Gameplay

The combat system

The gameplay is the part in which Replicant ver. 1.22 differentiates itself from NieR (2010). The combat has been completely revamped and now uses the excellent combat system crafted by Platinum Games for NieR Automata. As in Automata, the impressive-looking combat is one of this game’s highlights.

BOSS FIGHT 2

Sword combat is relatively simple. You can use two different strikes (light + heavy) in combination with various movement manoeuvres. But when you throw in magic, things start to get a tad more interesting. The combat system in general is not particularly difficult to use effectively or even master. But it is incredibly satisfying to see what you can do to your enemies with a huge sword and a magic book. The flow of combat and the combos change depending on the weapon and the Sealed Verses you have equipped. You can customize your play style and pull off some stunning combos in the process.

BOSS FIGHT!

Boss fights are spectacular. They’re a very satisfying culmination of the combat system and present a variation of the classic (and hated) quick time events, where you have to deal a certain amount of damage to the boss in a specific time window.

Great variety in gameplay

Despite the game’s large runtime, the gameplay does not become tiresome. On the contrary, there are several sections in which the gameplay changes direction, so that it remains engaging. Sometimes, NieR Replicant becomes a 3D platformer, then it’s a side-scroller, and other times it’s a dungeon crawler. There’s even a section with a Choose-Your-Own-Adventure type text quest. These are the touches of brilliant game design I really appreciate.

With a fairly long runtime of about 40 hours, if the gameplay remained the same throughout, Replicant would end up quite a chore to play. Now, you’re just waiting to see what other weird Yoko Taro and co. throws your way.

Repetition is not always a bad thing

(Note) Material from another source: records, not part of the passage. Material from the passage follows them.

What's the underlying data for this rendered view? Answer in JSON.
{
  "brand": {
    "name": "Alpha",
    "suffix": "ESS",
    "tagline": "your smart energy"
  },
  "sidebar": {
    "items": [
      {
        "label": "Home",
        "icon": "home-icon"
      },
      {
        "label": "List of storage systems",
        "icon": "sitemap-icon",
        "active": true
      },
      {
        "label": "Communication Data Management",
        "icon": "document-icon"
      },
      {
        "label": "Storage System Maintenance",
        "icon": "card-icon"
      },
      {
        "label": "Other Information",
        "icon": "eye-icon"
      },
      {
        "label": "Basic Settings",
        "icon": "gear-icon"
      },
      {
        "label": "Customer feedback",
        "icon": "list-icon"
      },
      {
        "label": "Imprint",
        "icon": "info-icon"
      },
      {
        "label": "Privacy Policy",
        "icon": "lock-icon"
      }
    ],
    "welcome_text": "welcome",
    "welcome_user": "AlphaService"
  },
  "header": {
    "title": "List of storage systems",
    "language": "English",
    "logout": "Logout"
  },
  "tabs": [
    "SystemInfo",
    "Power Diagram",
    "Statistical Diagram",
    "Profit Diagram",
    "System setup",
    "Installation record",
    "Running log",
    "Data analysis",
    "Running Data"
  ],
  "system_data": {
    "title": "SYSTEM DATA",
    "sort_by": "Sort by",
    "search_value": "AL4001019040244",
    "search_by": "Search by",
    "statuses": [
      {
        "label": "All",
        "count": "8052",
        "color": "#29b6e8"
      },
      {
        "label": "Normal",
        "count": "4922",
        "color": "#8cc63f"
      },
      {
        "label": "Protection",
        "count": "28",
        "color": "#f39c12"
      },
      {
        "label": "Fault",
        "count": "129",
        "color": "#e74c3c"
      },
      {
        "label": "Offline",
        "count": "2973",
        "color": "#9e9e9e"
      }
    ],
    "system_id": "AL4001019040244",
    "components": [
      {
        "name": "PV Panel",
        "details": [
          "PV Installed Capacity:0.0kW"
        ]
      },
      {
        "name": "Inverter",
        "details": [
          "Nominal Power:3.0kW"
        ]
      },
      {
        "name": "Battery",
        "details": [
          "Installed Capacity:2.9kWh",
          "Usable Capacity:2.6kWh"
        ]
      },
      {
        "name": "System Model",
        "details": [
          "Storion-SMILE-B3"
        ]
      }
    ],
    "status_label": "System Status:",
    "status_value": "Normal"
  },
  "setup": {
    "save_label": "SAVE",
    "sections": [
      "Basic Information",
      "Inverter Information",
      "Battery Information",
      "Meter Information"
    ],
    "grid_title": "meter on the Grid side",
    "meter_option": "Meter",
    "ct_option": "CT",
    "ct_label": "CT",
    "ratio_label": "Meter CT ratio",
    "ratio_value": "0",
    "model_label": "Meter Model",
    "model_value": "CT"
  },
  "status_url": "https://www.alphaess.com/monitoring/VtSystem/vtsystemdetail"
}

I’ve seen a lot of people complain about the lack of fast travel. Indeed, in a 2021 game – even if it is a remake – this is a feature you’d expect to see. However, I believe it was not left out of Replicant by mistake, but by design. You see, just because you have to run from one area to another between each quest, you end up getting accustomed to the areas and appreciate the landscapes a little more. After all, the game presents itself as a grand adventure. By returning to the village after each quest, it really gives the feeling of said adventure. That’s why you need to check in occasionally at your home base.

The mansion section in NieR Replicant

You do have the option of fast travelling to certain locations after completing a specific part of the story, as soon as the sea canal is built. Simply, if this was given early on, it would turn most of the game into fetch quests, as we would omit all the witty character interactions for the sake of fast travel convenience.

Verdict

NieR Replicant ver. 1.22 really gives you the feeling that you are setting off on an adventure. You visit enchanting locations, meet unique characters and unravel a story much larger than you initially imagined. All this in combination with satisfying combat, an amazing soundtrack and alternate endings that will keep you invested for many hours. That’s a lot of game for €60.

Whether you are a fan of the NieR franchise since its inception from Drakengard 3’s Ending E, or you loved Automata and want to see where it all started, you will find what you are looking for here. Even if you are just looking for an opportunity to start your journey in the world of NieR, Replicant ver. 1.22 is a great starting point, as it will give you enough backstory to understand what is going on in Automata. Definitely, a game that will satisfy fans of the Action-RPG genre, just as it satisfied me.

We would like to thank CDMedia Greece for providing the review copy we used for this review!